You may have heard about the South African Film and Publications Board’s proposed Draft Online Regulation Policy. Or you may have been living under a rock.
The Policy is aimed at regulating online publications and hold publisher and internet service provider responsible and have been strongly opposed by the Right2Know campaign, among others. As with all new legislation, the Policy has been going through the processes and have finally reached the stage where the public can make comments and recommendations regarding its validity and effectiveness. The Regulations have been open for public comments via email (email@example.com) or hand delivered to the FPB’s Head Offices since it was published in the Government Gazette in March 2015 and will remain open until 15 July 2015.

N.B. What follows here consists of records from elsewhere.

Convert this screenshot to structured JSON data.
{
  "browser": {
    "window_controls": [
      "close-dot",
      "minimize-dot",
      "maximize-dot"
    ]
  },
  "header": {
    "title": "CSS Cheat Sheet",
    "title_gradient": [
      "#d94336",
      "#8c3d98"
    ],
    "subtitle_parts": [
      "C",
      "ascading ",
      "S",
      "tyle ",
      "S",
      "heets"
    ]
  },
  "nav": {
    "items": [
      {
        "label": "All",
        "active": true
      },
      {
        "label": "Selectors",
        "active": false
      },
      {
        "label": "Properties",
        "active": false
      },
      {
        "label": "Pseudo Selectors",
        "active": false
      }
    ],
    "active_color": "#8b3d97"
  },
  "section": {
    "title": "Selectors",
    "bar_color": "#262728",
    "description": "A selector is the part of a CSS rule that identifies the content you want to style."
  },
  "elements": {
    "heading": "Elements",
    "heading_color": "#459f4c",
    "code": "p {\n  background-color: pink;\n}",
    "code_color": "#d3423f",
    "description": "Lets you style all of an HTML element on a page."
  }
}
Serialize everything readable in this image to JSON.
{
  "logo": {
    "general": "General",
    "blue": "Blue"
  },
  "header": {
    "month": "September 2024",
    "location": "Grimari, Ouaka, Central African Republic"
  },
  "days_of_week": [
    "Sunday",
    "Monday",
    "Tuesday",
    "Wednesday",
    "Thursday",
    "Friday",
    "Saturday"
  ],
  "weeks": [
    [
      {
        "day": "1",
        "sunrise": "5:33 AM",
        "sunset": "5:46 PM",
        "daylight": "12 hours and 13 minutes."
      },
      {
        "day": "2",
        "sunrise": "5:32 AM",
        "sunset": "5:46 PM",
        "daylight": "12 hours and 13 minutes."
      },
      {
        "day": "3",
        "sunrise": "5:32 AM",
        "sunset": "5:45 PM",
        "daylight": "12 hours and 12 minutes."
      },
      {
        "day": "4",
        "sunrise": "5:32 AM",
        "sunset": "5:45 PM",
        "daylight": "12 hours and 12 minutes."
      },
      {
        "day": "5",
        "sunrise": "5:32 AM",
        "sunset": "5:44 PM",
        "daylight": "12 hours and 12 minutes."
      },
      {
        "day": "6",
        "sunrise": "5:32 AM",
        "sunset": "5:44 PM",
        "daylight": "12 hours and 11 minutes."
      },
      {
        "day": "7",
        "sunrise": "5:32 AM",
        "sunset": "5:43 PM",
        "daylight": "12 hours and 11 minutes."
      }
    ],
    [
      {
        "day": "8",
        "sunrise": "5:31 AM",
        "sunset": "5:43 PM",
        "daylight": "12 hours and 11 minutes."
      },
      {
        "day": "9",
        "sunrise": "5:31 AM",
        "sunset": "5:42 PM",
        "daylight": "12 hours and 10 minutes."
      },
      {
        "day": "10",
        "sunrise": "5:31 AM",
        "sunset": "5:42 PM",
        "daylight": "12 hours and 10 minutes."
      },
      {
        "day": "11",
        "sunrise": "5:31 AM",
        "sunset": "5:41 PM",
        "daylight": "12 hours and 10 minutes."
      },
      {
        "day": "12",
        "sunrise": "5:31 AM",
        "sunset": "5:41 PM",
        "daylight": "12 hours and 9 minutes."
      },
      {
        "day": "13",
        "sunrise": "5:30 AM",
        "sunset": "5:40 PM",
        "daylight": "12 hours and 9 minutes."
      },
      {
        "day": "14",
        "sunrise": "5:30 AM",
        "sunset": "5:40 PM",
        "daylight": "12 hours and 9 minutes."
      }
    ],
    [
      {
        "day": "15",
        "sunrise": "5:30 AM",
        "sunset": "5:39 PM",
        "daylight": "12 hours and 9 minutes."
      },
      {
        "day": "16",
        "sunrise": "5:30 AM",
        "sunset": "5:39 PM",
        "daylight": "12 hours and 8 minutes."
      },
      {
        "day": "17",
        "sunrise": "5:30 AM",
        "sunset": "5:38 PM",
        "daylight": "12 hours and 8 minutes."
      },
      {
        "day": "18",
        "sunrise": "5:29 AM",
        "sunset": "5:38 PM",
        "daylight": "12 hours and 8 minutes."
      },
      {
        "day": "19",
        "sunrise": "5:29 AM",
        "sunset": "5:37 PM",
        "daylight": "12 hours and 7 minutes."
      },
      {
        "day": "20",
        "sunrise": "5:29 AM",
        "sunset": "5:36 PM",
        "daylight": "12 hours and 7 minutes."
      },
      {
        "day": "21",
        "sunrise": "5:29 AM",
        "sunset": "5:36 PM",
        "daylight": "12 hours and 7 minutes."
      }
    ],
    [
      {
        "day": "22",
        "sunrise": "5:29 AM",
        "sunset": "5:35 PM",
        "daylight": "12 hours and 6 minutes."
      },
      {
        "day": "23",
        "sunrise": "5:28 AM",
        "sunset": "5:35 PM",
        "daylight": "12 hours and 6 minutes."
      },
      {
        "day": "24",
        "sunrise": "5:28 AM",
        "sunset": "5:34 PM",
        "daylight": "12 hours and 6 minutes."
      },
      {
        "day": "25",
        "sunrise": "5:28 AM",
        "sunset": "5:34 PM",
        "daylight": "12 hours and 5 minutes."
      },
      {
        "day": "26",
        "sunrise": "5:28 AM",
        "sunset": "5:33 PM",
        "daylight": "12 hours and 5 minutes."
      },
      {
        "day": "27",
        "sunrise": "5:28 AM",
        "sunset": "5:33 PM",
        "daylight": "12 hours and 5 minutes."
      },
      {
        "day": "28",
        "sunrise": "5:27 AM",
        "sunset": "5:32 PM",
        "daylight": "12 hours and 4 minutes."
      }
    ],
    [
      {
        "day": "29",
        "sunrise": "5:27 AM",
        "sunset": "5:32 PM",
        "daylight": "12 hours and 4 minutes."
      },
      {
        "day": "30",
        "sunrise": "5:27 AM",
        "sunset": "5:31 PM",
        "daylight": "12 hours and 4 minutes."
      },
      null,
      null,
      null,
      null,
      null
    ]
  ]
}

This evening (28 May 2015) you can attend the public meeting hosted by the FPB at Turbine Hall in Newtown, Johannesburg to comment on the Draft Online Regulation Policy. The meeting starts at 5pm and is expected to last two hours.
About The Draft Online Regulation Policy
The Policy is essentially aimed at preventing child pornography and to prevent children from being exposed to adult content by classifying online publications. Online publications are defined in terms of the Policy to include:
- Personal Websites;
- Facebook; etc.
In terms of the Draft Online Regulation Policy online publishers will be required to ensure that their content does not violate the Policy. We reckon the policy is impractical and with insane amounts of content being uploaded constantly it seems near-impossible that the FPB will be able to enforce the terms of the Policy.
The Right2Know campaign considers the Draft Online Regulation Policy to “amount to censorship and is a violation of freedom of expression” and aims to have the Policy scrapped.
About the FPB
The FPB is a South African public entity that was established in terms of the Films and Publications Act. The FPB aims to regulate “the creation, production, possession and distribution of certain publications, games and films by means of classification, the imposition of age restrictions, and giving of consumer advice, and further makes the use of children in and the exposure of children to pornography punishable“.
The FPB is of the opinion that the digital age has increased violations and crimes against children, and has particularly increased child pornography, trafficking and groom with the intent of luring children.